Perhaps the gravest violence we can do to ourselves is to live out our lives believing the world to be a fixity handed down to us by the authorities of history and life to be a matter of taking immutable givens. Daring to believe otherwise — to believe that even our smallest purposeful action alters the monolith of reality in some subtle, meaningful way — is an act of courage and resistance, an act of immense vulnerability to the possibility of disappointment, vulnerability the commonest cowering from which is cynicism.
Complement with Rebecca Solnit on rewriting the world’s broken stories with our actions, then revisit What If — a wondrous French picture-book about daring to imagine and build a different world for the children of tomorrow.
We buy the plot time with the currency of our conscious choices, the grand and the mundane alike — the daily actions that make us what we are, the people who make the world what it is. Powers writes:
Two decades before Powers won the Pulitzer Prize for his sylvan symphony The Overstory, he echoes Seamus Heaney’s exhortation to always remain “true to your own secret knowledge” and writes:
James Baldwin knew this when he issued his lyrical and impassioned insistence that “nothing is fixed, forever and forever and forever, it is not fixed,” that “we made the world we’re living in and we have to make it over.”
Take a full look at the worst. Acknowledge the figures: the runaway birthdates, the irreversible extinctions and ruined habitats, the meaningless economies fueled by waste, the exported shooting wars and their cover causes… Then work at whatever comes to hand.
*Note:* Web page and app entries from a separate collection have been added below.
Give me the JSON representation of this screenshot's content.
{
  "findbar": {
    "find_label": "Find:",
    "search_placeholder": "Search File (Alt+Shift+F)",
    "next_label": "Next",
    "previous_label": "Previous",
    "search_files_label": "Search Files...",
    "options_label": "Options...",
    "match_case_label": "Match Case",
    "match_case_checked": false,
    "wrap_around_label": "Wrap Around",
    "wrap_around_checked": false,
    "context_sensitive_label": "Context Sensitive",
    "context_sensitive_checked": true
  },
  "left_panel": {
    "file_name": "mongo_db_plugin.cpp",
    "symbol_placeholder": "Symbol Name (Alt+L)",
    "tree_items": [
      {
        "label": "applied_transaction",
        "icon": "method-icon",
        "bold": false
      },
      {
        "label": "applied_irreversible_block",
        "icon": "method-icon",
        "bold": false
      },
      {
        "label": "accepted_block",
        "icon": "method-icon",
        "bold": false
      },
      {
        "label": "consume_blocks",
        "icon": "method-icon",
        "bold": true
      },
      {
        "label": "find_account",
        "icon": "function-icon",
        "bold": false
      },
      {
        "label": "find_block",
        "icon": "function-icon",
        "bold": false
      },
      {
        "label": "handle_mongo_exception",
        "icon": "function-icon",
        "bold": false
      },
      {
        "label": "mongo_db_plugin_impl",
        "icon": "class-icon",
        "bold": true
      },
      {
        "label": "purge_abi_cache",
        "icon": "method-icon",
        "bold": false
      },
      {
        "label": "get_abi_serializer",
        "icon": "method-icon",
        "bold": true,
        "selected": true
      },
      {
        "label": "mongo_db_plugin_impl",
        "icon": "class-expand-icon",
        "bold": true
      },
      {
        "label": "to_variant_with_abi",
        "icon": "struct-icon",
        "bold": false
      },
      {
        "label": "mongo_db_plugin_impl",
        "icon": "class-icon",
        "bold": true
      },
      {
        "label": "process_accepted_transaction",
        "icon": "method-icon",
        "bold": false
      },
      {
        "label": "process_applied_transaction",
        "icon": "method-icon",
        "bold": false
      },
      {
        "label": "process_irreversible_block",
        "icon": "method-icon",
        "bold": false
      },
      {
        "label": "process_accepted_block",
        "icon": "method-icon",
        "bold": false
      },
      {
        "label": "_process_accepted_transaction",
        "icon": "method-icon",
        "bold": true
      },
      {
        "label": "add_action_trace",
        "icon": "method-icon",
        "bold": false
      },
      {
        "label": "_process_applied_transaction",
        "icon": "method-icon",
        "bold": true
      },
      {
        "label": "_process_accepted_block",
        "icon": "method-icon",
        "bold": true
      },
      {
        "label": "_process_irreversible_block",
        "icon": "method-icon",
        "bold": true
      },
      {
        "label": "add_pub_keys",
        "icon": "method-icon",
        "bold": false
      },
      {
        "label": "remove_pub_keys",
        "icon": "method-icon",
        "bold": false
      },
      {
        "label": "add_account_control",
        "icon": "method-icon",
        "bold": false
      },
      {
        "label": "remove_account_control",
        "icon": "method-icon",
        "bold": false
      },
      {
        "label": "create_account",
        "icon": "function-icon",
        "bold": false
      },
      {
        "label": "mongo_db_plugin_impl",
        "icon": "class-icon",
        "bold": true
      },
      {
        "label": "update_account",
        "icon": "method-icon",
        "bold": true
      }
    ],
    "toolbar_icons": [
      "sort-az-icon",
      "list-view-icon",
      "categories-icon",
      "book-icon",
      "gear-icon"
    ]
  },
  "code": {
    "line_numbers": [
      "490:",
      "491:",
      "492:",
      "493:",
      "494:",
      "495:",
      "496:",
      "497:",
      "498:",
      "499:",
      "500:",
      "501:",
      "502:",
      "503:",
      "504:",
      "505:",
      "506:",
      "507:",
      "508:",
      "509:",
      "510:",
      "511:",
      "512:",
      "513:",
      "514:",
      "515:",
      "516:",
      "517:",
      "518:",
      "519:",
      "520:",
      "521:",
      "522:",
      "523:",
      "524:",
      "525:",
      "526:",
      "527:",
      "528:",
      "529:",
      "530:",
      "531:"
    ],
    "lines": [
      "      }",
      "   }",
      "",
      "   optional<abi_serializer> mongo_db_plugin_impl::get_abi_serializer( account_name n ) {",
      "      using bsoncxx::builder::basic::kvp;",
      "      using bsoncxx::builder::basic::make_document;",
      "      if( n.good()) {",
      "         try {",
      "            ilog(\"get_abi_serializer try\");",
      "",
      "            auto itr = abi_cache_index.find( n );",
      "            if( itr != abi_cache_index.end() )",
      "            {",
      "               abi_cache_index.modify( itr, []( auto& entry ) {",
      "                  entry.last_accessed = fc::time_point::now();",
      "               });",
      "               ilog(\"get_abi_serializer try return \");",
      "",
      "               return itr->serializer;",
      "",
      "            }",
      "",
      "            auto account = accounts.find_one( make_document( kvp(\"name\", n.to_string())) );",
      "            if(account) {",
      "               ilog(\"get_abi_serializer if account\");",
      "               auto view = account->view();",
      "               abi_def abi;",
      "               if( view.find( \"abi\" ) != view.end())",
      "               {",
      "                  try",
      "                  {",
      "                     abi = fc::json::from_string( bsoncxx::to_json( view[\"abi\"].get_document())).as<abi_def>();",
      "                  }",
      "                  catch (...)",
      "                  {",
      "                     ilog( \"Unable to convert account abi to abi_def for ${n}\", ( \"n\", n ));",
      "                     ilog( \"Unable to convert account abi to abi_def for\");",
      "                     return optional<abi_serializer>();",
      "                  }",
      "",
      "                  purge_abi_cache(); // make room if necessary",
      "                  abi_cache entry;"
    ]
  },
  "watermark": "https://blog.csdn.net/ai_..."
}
Useful or not, it makes no difference. Jumping in is the only calculus that emergency ever allows.
Richard Powers knew this when he made his contribution to Take My Advice: Letters to the Next Generation from People Who Know a Thing or Two (public library) — artist and writer James L. Harmon’s wonderful 2002 anthology of wisdom from stellar minds, a decade in the constellating, envisioned as an eclectic contemporary counterpart to Rilke’s timeless Letters to a Young Poet, which had moved Harmon deeply when he first encountered it as a young man.
Take in more, consume less, recycle everything; book-keep all hidden costs; find out where you have been set down; lobby for a smaller market; get rid of your car and travel as widely as you can (yeah, walk: what the hell); try to say a little more than you mean; carry a pocket encyclopedia (ask for one without packaging) and when the entry on “Diffusion Constant” says, “for more information, see ‘Pastry War,’” see “Pastry War.”
Those choices matter, Powers reminds us, even at the smallest scale. There is no fulcrum too small for the lever of change to lift from, but the lift must begin with lucidity. He writes:
Hannah Arendt knew this when she considered how we invent ourselves and reinvent the world, observing that “the smallest act in the most limited circumstances bears the seed of boundlessness, because one deed, and sometimes one word, suffices to change every constellation.”